Euro Bodies : American Women Are Embracing Continental-Style Full-Body Care

NOT LONG AGO, the typical American woman with some discretionary income considered a massage or a body “facial” an occasional luxury. But now, for many women, these treatments--in addition to regular hair styling, facials, waxings, manicures and pedicures--are a once- or twice-a-month habit. Full-service salons are increasing in numbers, and salons that once just tended to the hair and nails are expanding to include facials, massages and other forms of full-body care.

Aida Thibiant, owner of one of the first European-style skin and body-care salons in Beverly Hills, maintains that cleansing the entire body surface is as essential to health and good looks as caring for the face. Her body facials, administered on a massage table, begin with an all-over steaming and exfoliation with a honey-almond scrub. This deep cleansing is followed by a massage and a head-to-toe moisturizing masque, removed with warm, moist towels. Her salon also has a Panthermal machine, the only one of its kind in California, Thibiant says.

In it, the client reclines on a wood-slat bed while a fine mist steams open the pores; then the body is spritzed with a moisturizing oil and rinsed lightly.

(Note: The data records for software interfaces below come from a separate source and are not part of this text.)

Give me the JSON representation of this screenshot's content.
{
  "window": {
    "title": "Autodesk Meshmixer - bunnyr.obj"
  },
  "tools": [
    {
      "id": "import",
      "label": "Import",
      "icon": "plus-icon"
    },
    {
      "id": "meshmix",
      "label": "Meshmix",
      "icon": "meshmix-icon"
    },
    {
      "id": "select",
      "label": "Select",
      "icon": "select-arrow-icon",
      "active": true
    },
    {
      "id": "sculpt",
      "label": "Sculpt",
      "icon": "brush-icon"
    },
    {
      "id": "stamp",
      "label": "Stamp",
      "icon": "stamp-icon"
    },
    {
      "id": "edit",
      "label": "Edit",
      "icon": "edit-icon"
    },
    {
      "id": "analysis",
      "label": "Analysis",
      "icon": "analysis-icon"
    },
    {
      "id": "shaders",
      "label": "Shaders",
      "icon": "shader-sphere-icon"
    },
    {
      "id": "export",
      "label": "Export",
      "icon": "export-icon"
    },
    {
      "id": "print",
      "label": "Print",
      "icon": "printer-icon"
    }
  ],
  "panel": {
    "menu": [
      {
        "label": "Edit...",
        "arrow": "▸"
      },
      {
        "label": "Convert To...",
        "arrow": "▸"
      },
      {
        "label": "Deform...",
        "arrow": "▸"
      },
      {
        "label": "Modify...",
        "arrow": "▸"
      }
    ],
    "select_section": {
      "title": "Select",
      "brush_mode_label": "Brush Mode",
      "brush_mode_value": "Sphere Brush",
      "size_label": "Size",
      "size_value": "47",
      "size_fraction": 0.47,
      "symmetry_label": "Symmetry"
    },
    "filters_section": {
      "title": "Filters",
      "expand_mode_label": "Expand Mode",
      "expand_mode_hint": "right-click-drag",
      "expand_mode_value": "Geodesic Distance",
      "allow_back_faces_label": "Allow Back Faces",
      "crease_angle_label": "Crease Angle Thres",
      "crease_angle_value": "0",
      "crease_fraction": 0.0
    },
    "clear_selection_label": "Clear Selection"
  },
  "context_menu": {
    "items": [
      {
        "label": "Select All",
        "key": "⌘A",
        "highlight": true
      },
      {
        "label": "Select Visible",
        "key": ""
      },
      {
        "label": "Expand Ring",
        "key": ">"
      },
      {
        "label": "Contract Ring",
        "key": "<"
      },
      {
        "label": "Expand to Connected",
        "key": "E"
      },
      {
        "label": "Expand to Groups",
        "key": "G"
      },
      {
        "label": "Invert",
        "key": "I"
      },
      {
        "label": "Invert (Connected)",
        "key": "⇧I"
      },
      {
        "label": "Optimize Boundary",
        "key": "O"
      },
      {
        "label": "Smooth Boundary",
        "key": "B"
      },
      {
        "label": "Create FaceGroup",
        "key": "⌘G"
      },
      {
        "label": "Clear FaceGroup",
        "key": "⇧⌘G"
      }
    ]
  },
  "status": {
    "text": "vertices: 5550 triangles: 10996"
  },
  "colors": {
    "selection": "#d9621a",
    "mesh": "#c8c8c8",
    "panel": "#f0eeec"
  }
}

“More and more American women are turning to full-body care as they turn away from heavy exposure to the sun,” Thibiant says.


Leonard Lauder, chief executive officer of Estee Lauder, calls this new pursuit of complete grooming the “Europeanization of the American woman.” He sees it as one of the most important beauty trends of the late ‘80s.

Lauder says that women in Europe have always taken special care of the skin below the neck, keeping it supple, toned and soft, not simply showered and deodorized.

It’s no coincidence that the spa concept comes from Europe, he says. “Skin care is a way of life in Europe. Now people in the United States are genuinely concerned with the quality of their skin--not just the look of it.”

Home-use products that promise all-over care are experiencing a surge of sales, and price appears to be no barrier. Princess Marcella Borghese’s Contorno Herbal Body Contour Wraps--which are separate products that are claimed to “firm and contour” the throat, breasts and “trouble spots” such as the stomach, derriere and thighs--have sold successfully in department stores despite a $50 price tag. That means that each individual treatment costs $10. Bust creams, cellulite preparations and body-toning products sell for at least $25 each. Prescriptives’ Body Conscious Anti-Stretch Treatment is a $45 body lotion. A cosmetics buyer for one Los Angeles department store says: “Body products that carry the higher prices seem to instill the most confidence these days.”


Margaret Sharkey, vice president and general manager of Biotherm, the France-based maker of a line of full-body-care products, explains the phenomenon demographically: “Baby boomers, the age group with the most disposable income, are getting older. They are realistic about aging, but they also want to look their very best as they age. We’ve watched them exercise as one preventive measure. Now they’re taking a more holistic approach,” she says.

In November, Clarins will open a skin-care salon at Le Meridien San Diego hotel on Coronado Island. Although several Clarins Institut de Beaute salons exist in Europe, the San Diego location is the first to offer face, bust and body treatments to Americans. As with Biotherm, the Clarins body-care products were developed and sold in France before being distributed in the United States. Both lines feature creams that are said to firm the skin on breasts, thighs, derriere and stomach; reduce cellulite, and deep-cleanse the skin.

While some American medical researchers say that such products do little more than moisturize, Sharkey disagrees.

“Women come back to buy more because they see and feel a difference. No, they’re not going to have thin thighs or a flat stomach (just by using the product), but the skin will look and feel firmer. That’s a healthier-looking result, and that’s what people are after today.”

Healthy is indeed the key word, Lauder says. “People want to look healthy and cared for. Americans took the lead from the Europeans about skin care.”

In the past decade, fashion magazines such as Vogue and Elle have tastefully shown bare bodies as examples of healthy beauty, perhaps eliminating some of the taboos associated with all-over skin care. For most women, it’s no longer unthinkable to disrobe for a salon or spa treatment. Now even more women are investing in Euro care at home.

Styling: Karen O’Neil; model: Jane Woolfrey / Metro